Starnberg is a town on the south western outskirts of Munich and sits at the head of Stanberger See. It can be reached by the S-Bahn or suburban train line so we set off with our Munich monthly ticket to explore.
Starnberger See is famous for its Buchheim Museum of Phantasie at Bernried and also for the many Schloss belonging to the Wittelsbach Kings. For a very reasonable cost you can take a cruise, which includes the entry to the museum and return, so we set off on the Seeschifffahrt in warm sunshine. We passed the
spot where poor King Ludwig II drowned, suitably marked with a memorial mausoleum and the on to Possenhoffen, and the Schloss, built by Max Joseph, Duke in Bavaria (as opposed to his relative King Max II of Bavaria – all these royals were either called Max or Ludwig). Here is where his daughter Sisi, later Empress Elisabeth of the Austro-Hungarian Empire was born in the early 1880’s. Sisi and Ludwig II, who drowned, were cousins and reputed to be lifelong friends.

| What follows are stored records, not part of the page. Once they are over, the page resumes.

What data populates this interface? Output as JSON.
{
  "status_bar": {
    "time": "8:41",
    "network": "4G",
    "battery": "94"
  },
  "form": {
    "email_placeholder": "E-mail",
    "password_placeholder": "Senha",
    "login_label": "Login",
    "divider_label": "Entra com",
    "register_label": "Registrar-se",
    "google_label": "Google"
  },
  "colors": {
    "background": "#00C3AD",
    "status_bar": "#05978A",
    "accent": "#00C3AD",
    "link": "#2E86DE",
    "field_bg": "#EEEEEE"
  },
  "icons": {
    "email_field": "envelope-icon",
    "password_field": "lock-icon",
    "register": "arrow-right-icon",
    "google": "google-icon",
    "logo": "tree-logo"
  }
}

In the background on our morning trip, were the fabulous Alps, still capped with snow. We left our Schiff at Bernried and wandered along the banks of the See under linden and beech trees till we reached the Buchheim museum. The museum was sponsored by Lothar-Gunther Buchheim, an artist, photographer, publisher and author (he wrote ‘Das Boot’), as well as a collector and philanthropist. His museum at Bernreid contains many of Germany’s impressionist painters, as well as artefacts Buchheim collected in Africa and Asia. We particularly like his collection of people in various poses of overconsumption.
After enjoying our packed lunch in the Bernreid park outside the museum, we wended our way back to the ferry terminal, hopped on the next Schiff and were back in Starnberg to catch the S-Bahn home, at 4pm, all for about $30 each.